Return the data exactly, without pictures.

**PROVIDED INFORMATION**
▽

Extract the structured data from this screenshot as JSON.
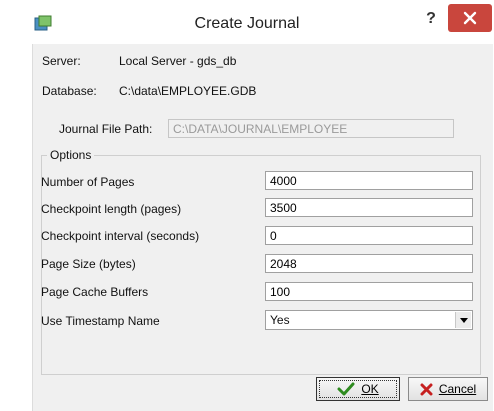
{
  "window": {
    "title": "Create Journal",
    "help_label": "?"
  },
  "info": {
    "server_label": "Server:",
    "server_value": "Local Server - gds_db",
    "database_label": "Database:",
    "database_value": "C:\\data\\EMPLOYEE.GDB"
  },
  "journal_path": {
    "label": "Journal File Path:",
    "value": "C:\\DATA\\JOURNAL\\EMPLOYEE"
  },
  "options": {
    "title": "Options",
    "fields": [
      {
        "label": "Number of Pages",
        "value": "4000"
      },
      {
        "label": "Checkpoint length (pages)",
        "value": "3500"
      },
      {
        "label": "Checkpoint interval (seconds)",
        "value": "0"
      },
      {
        "label": "Page Size (bytes)",
        "value": "2048"
      },
      {
        "label": "Page Cache Buffers",
        "value": "100"
      }
    ],
    "timestamp_label": "Use Timestamp Name",
    "timestamp_value": "Yes"
  },
  "buttons": {
    "ok_label": "OK",
    "cancel_label": "Cancel"
  },
  "colors": {
    "close_button": "#c9463d",
    "ok_check": "#2e8b1f",
    "cancel_x": "#c62020"
  }
}
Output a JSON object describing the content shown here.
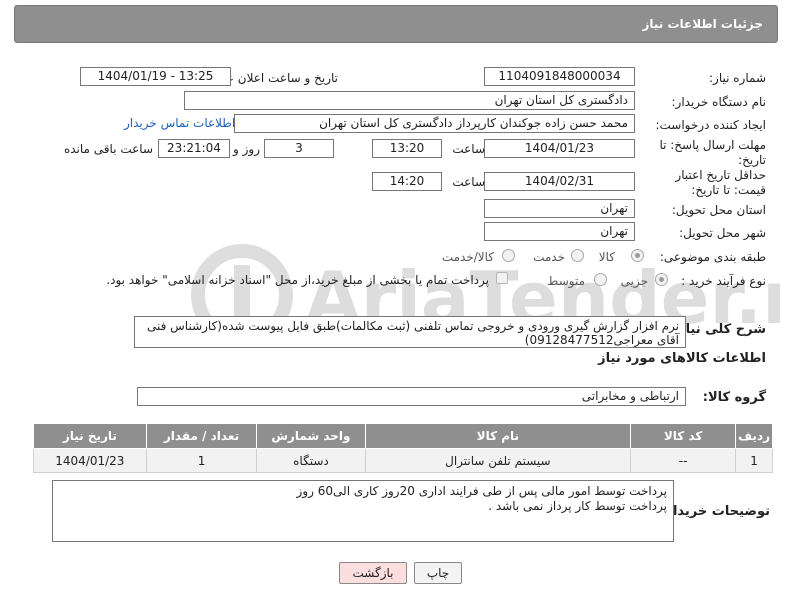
{
  "panel": {
    "title": "جزئیات اطلاعات نیاز"
  },
  "fields": {
    "need_number_label": "شماره نیاز:",
    "need_number": "1104091848000034",
    "announce_label": "تاریخ و ساعت اعلان عمومی:",
    "announce_value": "1404/01/19 - 13:25",
    "buyer_org_label": "نام دستگاه خریدار:",
    "buyer_org": "دادگستری کل استان تهران",
    "creator_label": "ایجاد کننده درخواست:",
    "creator": "محمد حسن زاده جوکندان کارپرداز دادگستری کل استان تهران",
    "buyer_contact_link": "اطلاعات تماس خریدار",
    "reply_deadline_label": "مهلت ارسال پاسخ: تا تاریخ:",
    "reply_date": "1404/01/23",
    "time_label": "ساعت",
    "reply_time": "13:20",
    "days_value": "3",
    "days_label": "روز و",
    "remaining_time": "23:21:04",
    "remaining_label": "ساعت باقی مانده",
    "price_validity_label": "حداقل تاریخ اعتبار قیمت: تا تاریخ:",
    "price_date": "1404/02/31",
    "price_time": "14:20",
    "province_label": "استان محل تحویل:",
    "province": "تهران",
    "city_label": "شهر محل تحویل:",
    "city": "تهران",
    "category_label": "طبقه بندی موضوعی:",
    "category_options": [
      "کالا",
      "خدمت",
      "کالا/خدمت"
    ],
    "process_label": "نوع فرآیند خرید :",
    "process_options": [
      "جزیی",
      "متوسط"
    ],
    "payment_note": "پرداخت تمام یا بخشی از مبلغ خرید،از محل \"اسناد خزانه اسلامی\" خواهد بود."
  },
  "description": {
    "label": "شرح کلی نیاز:",
    "text": "نرم افزار گزارش گیری ورودی و خروجی تماس تلفنی (ثبت مکالمات)طبق فایل پیوست شده(کارشناس فنی آقای معراجی09128477512)"
  },
  "goods_section": {
    "title": "اطلاعات کالاهای مورد نیاز",
    "group_label": "گروه کالا:",
    "group_value": "ارتباطی و مخابراتی"
  },
  "table": {
    "headers": [
      "ردیف",
      "کد کالا",
      "نام کالا",
      "واحد شمارش",
      "تعداد / مقدار",
      "تاریخ نیاز"
    ],
    "rows": [
      [
        "1",
        "--",
        "سیستم تلفن سانترال",
        "دستگاه",
        "1",
        "1404/01/23"
      ]
    ]
  },
  "buyer_notes": {
    "label": "توضیحات خریدار:",
    "line1": "پرداخت توسط امور مالی پس از طی فرایند اداری 20روز کاری الی60 روز",
    "line2": "پرداخت توسط کار پرداز نمی باشد ."
  },
  "buttons": {
    "print": "چاپ",
    "back": "بازگشت"
  },
  "watermark": {
    "text": "AriaTender.neT"
  }
}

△

**TASK ANSWER**
Extract the structured data from this screenshot as JSON.
{
  "window": {
    "title": "Create Journal",
    "help_label": "?"
  },
  "info": {
    "server_label": "Server:",
    "server_value": "Local Server - gds_db",
    "database_label": "Database:",
    "database_value": "C:\\data\\EMPLOYEE.GDB"
  },
  "journal_path": {
    "label": "Journal File Path:",
    "value": "C:\\DATA\\JOURNAL\\EMPLOYEE"
  },
  "options": {
    "title": "Options",
    "fields": [
      {
        "label": "Number of Pages",
        "value": "4000"
      },
      {
        "label": "Checkpoint length (pages)",
        "value": "3500"
      },
      {
        "label": "Checkpoint interval (seconds)",
        "value": "0"
      },
      {
        "label": "Page Size (bytes)",
        "value": "2048"
      },
      {
        "label": "Page Cache Buffers",
        "value": "100"
      }
    ],
    "timestamp_label": "Use Timestamp Name",
    "timestamp_value": "Yes"
  },
  "buttons": {
    "ok_label": "OK",
    "cancel_label": "Cancel"
  },
  "colors": {
    "close_button": "#c9463d",
    "ok_check": "#2e8b1f",
    "cancel_x": "#c62020"
  }
}
Output a JSON object describing the content shown here.
{
  "panel": {
    "title": "جزئیات اطلاعات نیاز"
  },
  "fields": {
    "need_number_label": "شماره نیاز:",
    "need_number": "1104091848000034",
    "announce_label": "تاریخ و ساعت اعلان عمومی:",
    "announce_value": "1404/01/19 - 13:25",
    "buyer_org_label": "نام دستگاه خریدار:",
    "buyer_org": "دادگستری کل استان تهران",
    "creator_label": "ایجاد کننده درخواست:",
    "creator": "محمد حسن زاده جوکندان کارپرداز دادگستری کل استان تهران",
    "buyer_contact_link": "اطلاعات تماس خریدار",
    "reply_deadline_label": "مهلت ارسال پاسخ: تا تاریخ:",
    "reply_date": "1404/01/23",
    "time_label": "ساعت",
    "reply_time": "13:20",
    "days_value": "3",
    "days_label": "روز و",
    "remaining_time": "23:21:04",
    "remaining_label": "ساعت باقی مانده",
    "price_validity_label": "حداقل تاریخ اعتبار قیمت: تا تاریخ:",
    "price_date": "1404/02/31",
    "price_time": "14:20",
    "province_label": "استان محل تحویل:",
    "province": "تهران",
    "city_label": "شهر محل تحویل:",
    "city": "تهران",
    "category_label": "طبقه بندی موضوعی:",
    "category_options": [
      "کالا",
      "خدمت",
      "کالا/خدمت"
    ],
    "process_label": "نوع فرآیند خرید :",
    "process_options": [
      "جزیی",
      "متوسط"
    ],
    "payment_note": "پرداخت تمام یا بخشی از مبلغ خرید،از محل \"اسناد خزانه اسلامی\" خواهد بود."
  },
  "description": {
    "label": "شرح کلی نیاز:",
    "text": "نرم افزار گزارش گیری ورودی و خروجی تماس تلفنی (ثبت مکالمات)طبق فایل پیوست شده(کارشناس فنی آقای معراجی09128477512)"
  },
  "goods_section": {
    "title": "اطلاعات کالاهای مورد نیاز",
    "group_label": "گروه کالا:",
    "group_value": "ارتباطی و مخابراتی"
  },
  "table": {
    "headers": [
      "ردیف",
      "کد کالا",
      "نام کالا",
      "واحد شمارش",
      "تعداد / مقدار",
      "تاریخ نیاز"
    ],
    "rows": [
      [
        "1",
        "--",
        "سیستم تلفن سانترال",
        "دستگاه",
        "1",
        "1404/01/23"
      ]
    ]
  },
  "buyer_notes": {
    "label": "توضیحات خریدار:",
    "line1": "پرداخت توسط امور مالی پس از طی فرایند اداری 20روز کاری الی60 روز",
    "line2": "پرداخت توسط کار پرداز نمی باشد ."
  },
  "buttons": {
    "print": "چاپ",
    "back": "بازگشت"
  },
  "watermark": {
    "text": "AriaTender.neT"
  }
}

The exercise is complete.